[Items from a dataset]
##########
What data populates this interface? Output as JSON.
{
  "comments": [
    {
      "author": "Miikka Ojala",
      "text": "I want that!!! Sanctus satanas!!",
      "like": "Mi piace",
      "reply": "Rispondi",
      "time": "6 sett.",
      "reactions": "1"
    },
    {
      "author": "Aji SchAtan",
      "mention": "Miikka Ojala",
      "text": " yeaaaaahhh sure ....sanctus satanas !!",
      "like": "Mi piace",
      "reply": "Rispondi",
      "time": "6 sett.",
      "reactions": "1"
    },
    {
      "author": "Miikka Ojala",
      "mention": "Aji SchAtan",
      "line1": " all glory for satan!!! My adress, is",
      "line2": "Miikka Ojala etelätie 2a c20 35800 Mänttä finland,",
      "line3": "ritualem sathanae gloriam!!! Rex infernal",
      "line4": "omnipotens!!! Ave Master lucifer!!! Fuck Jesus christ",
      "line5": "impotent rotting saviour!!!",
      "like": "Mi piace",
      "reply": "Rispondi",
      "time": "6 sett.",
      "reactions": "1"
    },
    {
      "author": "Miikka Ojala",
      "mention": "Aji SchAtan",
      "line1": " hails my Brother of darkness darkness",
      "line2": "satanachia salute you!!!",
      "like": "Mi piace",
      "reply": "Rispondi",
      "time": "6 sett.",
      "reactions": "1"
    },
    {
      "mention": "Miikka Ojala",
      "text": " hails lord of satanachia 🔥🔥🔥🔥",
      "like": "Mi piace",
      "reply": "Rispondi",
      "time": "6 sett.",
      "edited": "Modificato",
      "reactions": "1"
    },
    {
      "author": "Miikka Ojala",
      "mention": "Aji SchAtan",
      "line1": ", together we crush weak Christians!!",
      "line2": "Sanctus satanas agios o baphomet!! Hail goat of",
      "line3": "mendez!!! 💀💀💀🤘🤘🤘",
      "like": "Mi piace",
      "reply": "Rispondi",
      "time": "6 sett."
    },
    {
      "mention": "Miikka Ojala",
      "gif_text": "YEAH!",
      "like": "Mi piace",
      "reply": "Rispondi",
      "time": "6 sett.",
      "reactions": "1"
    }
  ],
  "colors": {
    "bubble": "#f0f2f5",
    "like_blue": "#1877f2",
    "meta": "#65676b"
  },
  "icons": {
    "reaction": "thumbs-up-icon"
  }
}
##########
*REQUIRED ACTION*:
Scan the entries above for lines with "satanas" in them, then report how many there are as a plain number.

*RESULT*:
3